everywhere across the world.
How does securitization of equities fit
into the Jibrel platform and what about
other asset classes? Alright so I think
the word securitisation and tokenization
are sometimes used interchangeably even
though they’re not really the same, so
securitisation is essentially pooling
different assets to create a security we
saw that with the mortgage-backed
securities when the 2008 crash happened.
When you tokenize an asset and represent
it in the form of an Ethereum based
token or any other blockchain it makes
the securitisation process a lot easier
and a lot more transparent because you
can know exactly what asset is
pooled in order to create this type of
security so at Jibrel we’re tokenizing
financial assets so for Jibrel.com we
won’t be doing any securitization it’ll
be tokenization of financial assets. And
the real beauty about this model is
we’ve found a regulator that actually
going to consider tokens equals equity
and that’s the most important
thing and with that we can do a bunch of
other things so we can add new asset
classes using the same model and using
this model you can add commodities,
equities, currencies so it really lines
up to Jibrel’s overall vision. You
asked about securitisation of equities
one interesting way to think about it is
a VC fund is actually a wide range of
pooled different equities so the
tokenization of a VC fund could be
viewed as securitisation of equity.
Where do you think blockchain is going over
the next few years?
First we need to separate blockchain and
products built on the top of the blockchain
when we talk about the blockchain
technology itself what we talk about
it’s Bitcoin, Ethereum, Hyperledger and other
implementations of the blockchain, and
they’re quite not mature and I would
compare these technologies to what
happened for example with e-commerce
technologies 20 years ago. If you
want to launch ecommerce website 20
years ago you had to spend millions of
dollars to build it to develop it and
it’s because there were no libraries,
technologists, tech components, nothing! You
had to build everything everything from
scratch and therefore it required
a lot of time and effort and money. Right
now you can build an e-commerce website
in 30 minutes literally, the same thing
will happen to the blockchain,
right now you have to spend months to
develop a simple app that manages some
unchained data. I think five years along
the road we will be able to build this
kind of apps much faster and much more
efficiently but for now it’s like not a
mature system
and this means that all parts of the
technology stack will have to
evolve, I mean blockchain implementations tools
to work with blockchains to test the
blockchain apps to develop apps
libraries, approaches, methodologies – everything
will evolve and we have quite
interesting five years. And just to add to the
point that Victor made that’s a really
good point is that today’s blockchains
are just not enterprise ready will
today’s blockchain evolve perhaps but

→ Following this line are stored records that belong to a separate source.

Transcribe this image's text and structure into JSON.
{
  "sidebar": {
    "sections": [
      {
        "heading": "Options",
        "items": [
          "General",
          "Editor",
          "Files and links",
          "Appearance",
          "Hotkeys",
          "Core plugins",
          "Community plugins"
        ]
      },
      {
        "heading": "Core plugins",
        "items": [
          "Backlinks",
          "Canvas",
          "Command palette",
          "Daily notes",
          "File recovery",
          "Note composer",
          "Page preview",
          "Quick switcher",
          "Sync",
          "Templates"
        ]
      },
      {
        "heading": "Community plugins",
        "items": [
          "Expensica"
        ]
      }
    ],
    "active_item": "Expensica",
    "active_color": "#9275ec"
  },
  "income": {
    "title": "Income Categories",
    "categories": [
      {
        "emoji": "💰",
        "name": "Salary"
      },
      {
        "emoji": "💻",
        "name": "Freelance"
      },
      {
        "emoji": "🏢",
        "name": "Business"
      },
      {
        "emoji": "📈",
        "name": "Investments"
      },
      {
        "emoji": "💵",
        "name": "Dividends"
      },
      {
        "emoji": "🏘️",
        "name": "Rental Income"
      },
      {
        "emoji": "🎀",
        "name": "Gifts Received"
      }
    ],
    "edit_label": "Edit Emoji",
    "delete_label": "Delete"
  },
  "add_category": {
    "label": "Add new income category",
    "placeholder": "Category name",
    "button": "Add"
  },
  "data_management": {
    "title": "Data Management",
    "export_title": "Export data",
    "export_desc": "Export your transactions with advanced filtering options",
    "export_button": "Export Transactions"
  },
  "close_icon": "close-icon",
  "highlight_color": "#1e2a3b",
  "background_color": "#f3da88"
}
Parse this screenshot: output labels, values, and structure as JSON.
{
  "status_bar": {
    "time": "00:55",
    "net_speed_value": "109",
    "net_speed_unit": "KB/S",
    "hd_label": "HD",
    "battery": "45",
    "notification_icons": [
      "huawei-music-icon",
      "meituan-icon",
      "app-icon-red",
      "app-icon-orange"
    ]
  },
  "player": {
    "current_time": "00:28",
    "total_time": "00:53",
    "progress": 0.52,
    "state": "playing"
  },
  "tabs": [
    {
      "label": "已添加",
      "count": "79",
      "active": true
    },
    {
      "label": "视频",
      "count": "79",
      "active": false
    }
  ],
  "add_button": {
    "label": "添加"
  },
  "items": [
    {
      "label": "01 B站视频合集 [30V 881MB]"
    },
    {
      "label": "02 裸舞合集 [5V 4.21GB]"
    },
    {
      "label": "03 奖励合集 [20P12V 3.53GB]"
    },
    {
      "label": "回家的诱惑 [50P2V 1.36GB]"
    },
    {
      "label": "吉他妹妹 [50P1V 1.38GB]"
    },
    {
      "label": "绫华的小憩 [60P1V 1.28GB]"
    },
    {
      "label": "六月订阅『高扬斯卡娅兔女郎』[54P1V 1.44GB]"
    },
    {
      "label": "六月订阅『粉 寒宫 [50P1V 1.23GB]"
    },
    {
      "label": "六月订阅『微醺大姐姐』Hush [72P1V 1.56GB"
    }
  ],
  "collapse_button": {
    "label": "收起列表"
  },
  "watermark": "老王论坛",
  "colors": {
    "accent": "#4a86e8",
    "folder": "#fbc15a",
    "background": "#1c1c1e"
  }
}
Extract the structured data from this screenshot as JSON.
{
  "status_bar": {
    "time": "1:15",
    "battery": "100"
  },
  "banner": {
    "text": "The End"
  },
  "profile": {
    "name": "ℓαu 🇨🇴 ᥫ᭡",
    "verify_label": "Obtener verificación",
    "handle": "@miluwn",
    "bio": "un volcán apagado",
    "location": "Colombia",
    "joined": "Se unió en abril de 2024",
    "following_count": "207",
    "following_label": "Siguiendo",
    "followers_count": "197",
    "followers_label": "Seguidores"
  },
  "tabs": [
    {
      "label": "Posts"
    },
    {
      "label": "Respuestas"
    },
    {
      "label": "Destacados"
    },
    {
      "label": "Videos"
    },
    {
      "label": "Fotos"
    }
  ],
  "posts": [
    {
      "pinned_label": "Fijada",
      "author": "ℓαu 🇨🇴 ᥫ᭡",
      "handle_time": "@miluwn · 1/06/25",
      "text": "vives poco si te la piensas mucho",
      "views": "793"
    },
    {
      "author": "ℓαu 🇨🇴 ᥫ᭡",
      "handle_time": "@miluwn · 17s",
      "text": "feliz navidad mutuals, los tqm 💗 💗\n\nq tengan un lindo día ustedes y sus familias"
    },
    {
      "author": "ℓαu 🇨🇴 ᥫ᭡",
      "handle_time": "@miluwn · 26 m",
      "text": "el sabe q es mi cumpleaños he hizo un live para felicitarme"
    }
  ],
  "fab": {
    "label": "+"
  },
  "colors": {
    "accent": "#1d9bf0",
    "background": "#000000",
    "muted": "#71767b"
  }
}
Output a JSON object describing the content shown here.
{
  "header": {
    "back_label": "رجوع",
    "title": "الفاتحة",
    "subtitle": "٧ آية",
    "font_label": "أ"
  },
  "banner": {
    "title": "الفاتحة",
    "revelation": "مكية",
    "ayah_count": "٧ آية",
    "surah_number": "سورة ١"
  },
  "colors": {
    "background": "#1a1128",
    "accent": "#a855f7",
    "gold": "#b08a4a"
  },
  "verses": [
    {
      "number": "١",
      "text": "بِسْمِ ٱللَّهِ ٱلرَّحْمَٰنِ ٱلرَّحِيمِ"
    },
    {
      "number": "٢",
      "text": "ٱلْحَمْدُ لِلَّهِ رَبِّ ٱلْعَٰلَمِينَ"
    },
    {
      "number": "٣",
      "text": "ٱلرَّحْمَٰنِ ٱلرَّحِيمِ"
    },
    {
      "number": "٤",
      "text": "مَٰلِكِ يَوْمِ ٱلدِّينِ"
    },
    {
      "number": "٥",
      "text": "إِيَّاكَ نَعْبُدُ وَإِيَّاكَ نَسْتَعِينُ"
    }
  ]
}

that’s why at Jibrel while we’re
currently building on ethereum we’ve
since day one we’ve kind of iterated
that we have a long term blockchain
agnostic focus and we’d like to keep
that going forward to ensure that we’re
always building on the ultimate chain
that will survive. And also I want to add
that with the current blockchain
implementations you have to build your
entire system around this blockchain
you have to if you have something that
automates your operations you have to
rework it completely to integrate with a
blockchain. In the future I believe approach
will be a bit different it will be more
like an approach with existing
technologies, not the blockchain. In the
future blockchain
implementations will allow you to easily
integrate them into existing ecosystem
into existing infrastructure of
companies without that much effort and
it will speed up and simplify the
adoption of the blockchain. One final
part I’d like to talk about that I
learned from Victor is that future of
blockchains would be used as a data bus
so as a secure mechanism of moving data
around whereas most of discussions have
been about using blockchains to store
data
we believe that block chains will be
very useful in moving data around. I
think regardless of where the ecosystem
is heading one thing we can all agree
about as that the next five years should
be pretty exciting for blockchain and
for Jibrel.